The kind person who came upon this sad scene rushed the badly burned pup to the Pennsylvania SPCA. Shelter intake staff quickly named the pup Hercules after the hero in Greek mythology for his extraordinary strength.
"We hoped by giving him a big, strong name, that he would pull through," Angela DeVito, then operations manager at the PSPCA recalled.
Angela immediately contacted rescue partner, Animal Alliance in N.J., knowing that the level of care Hercules needed, as well as the expense, was beyond the reach of the shelter. Anne Trinkle, executive director of Animal Alliance took the call.
"My heart dropped to my feet when I heard about Hercules," Anne recalled. "We knew his chances of survival were slim, but we wanted to give him a fighting chance."
Guardianship of Hercules was transferred to Animal Alliance and he was transported to Crown Veterinary Specialists, a 24-hour veterinary center in New Jersey, for specialized treatment. The emergency veterinarian who treated Hercules on intake, Dr. Amy Zahn, recalled her horror, "In my entire career, I never saw such extensive burns. I was not optimistic, but our team gathered round Hercules and we gave it our all. When he survived the first night, we knew he was going to fight along with us – he wanted to live."
Extensive second and third degree burns put him at risk for life-threatening infections. His burned skin shrunk and was so tight it restricted normal movement. Skin grafting material for human burn victims was donated for emergency use. Happily, the skin graft took and his legs regained full range of motion.
The story of Hercules' survival made local headlines on social media and TV. Many people inquired about adopting him but were put off by his massive, body-wide scarring.
In the end, it turned out that Dr. Zahn, the vet who saved his life, had been thinking all along about making Hercules a part of her family. She and her husband had one easygoing dog, Andy, and two young children, Aidan and Elka.
"I worried that he would have residual mental trauma," she said. "I wanted to show him the love of a family."
She brought Hercules home for an audition with the family, and he and Andy hit it off. That sealed the deal. Hercules was home!
Little Elka fell in fast love with Hercules. He sleeps in her room, she sings and reads to him. The scars on his body are prominent, and as Dr. Zahn predicted, he has some fearful behaviors.

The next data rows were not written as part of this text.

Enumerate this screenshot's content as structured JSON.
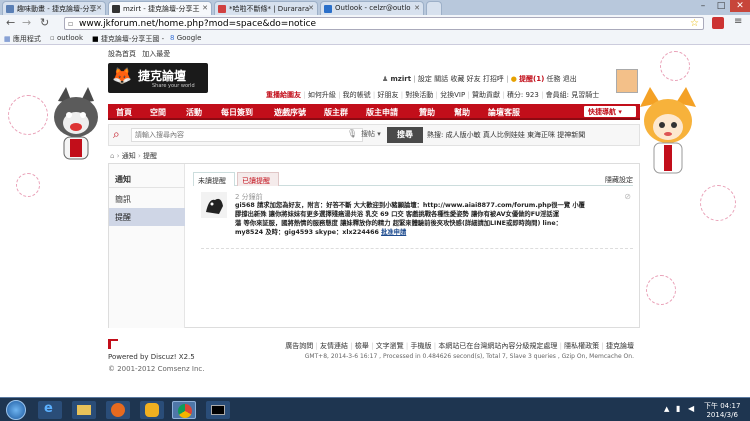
{
  "browser": {
    "tabs": [
      {
        "label": "趣味動畫 - 捷克論壇-分享",
        "color": "#5a7fb5"
      },
      {
        "label": "mzirt - 捷克論壇-分享王",
        "color": "#333333"
      },
      {
        "label": "*哈啦不斷條* | Durarara",
        "color": "#d04040"
      },
      {
        "label": "Outlook - celzr@outlo",
        "color": "#2a6fc9"
      }
    ],
    "url": "www.jkforum.net/home.php?mod=space&do=notice",
    "bookmarks": [
      "應用程式",
      "outlook",
      "捷克論壇-分享王國 -",
      "Google"
    ],
    "window_controls": [
      "–",
      "□",
      "✕"
    ]
  },
  "site": {
    "top_links": [
      "設為首頁",
      "加入最愛"
    ],
    "logo_text": "捷克論壇",
    "logo_sub": "Share your world",
    "user": {
      "name": "mzirt",
      "links": [
        "設定",
        "關話",
        "收藏",
        "好友",
        "打招呼"
      ],
      "notice": "提醒(1)",
      "extra": [
        "任務",
        "退出"
      ]
    },
    "sub_links": [
      "重播給圍友",
      "如何升級",
      "我的帳號",
      "好朋友",
      "對換活動",
      "兌換VIP",
      "贊助貢獻",
      "積分: 923",
      "會員組: 見習騎士"
    ],
    "nav": [
      "首頁",
      "空間",
      "活動",
      "每日簽到",
      "遊戲序號",
      "版主群",
      "版主申請",
      "贊助",
      "幫助",
      "論壇客服"
    ],
    "quick_nav": "快捷導航",
    "search": {
      "placeholder": "請輸入搜尋內容",
      "type": "搜帖",
      "button": "搜尋",
      "hot_label": "熱搜:",
      "hot": [
        "成人版小敏",
        "真人比例娃娃",
        "東海正咪",
        "提神新聞"
      ]
    },
    "breadcrumb": [
      "通知",
      "提醒"
    ],
    "sidebar": {
      "title": "通知",
      "items": [
        "簡訊",
        "提醒"
      ]
    },
    "tabs": [
      "未讀提醒",
      "已讀提醒"
    ],
    "settings_link": "隱藏設定",
    "notice_item": {
      "time": "2 分鐘前",
      "lines": [
        "gi568 請求加您為好友，附言：好答不斷 大大歡迎到小豬願論壇：http://www.aiai8877.com/forum.php很一覽 小覆",
        "膠撐出新殊 讓你將妹妹有更多選擇殘癌湯共浴 乳交 69 口交 客戲挑戰各種性愛姿勢 讓你有被AV女優做的FU淫話運",
        "蕩 等你來証服，國將熱情的服務態度 讓妹釋放你的精力 超緊來體驗前後夾攻快感(詳細請加LINE或即時詢問) line：",
        "my8524 及時：gig4593 skype：xlx224466"
      ],
      "action": "批准申請"
    },
    "footer": {
      "powered": "Powered by Discuz! X2.5",
      "copyright": "© 2001-2012 Comsenz Inc.",
      "links": [
        "廣告詢問",
        "友情連結",
        "檢舉",
        "文字瀏覽",
        "手機版",
        "本網站已在台灣網站內容分級規定處理",
        "隱私權政策",
        "捷克論壇"
      ],
      "stats": "GMT+8, 2014-3-6 16:17 , Processed in 0.484626 second(s), Total 7, Slave 3 queries , Gzip On, Memcache On."
    }
  },
  "taskbar": {
    "clock_time": "下午 04:17",
    "clock_date": "2014/3/6"
  },
  "colors": {
    "accent": "#c20e1a",
    "link": "#1c4a8e",
    "taskbar": "#1e3550"
  }
}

Seeing Hercules and Elka together, her arms around his neck, face snuggled next to his heavily scarred body, the love between child and dog is evident. Most importantly, she doesn't see his scars, and he doesn't feel them anymore.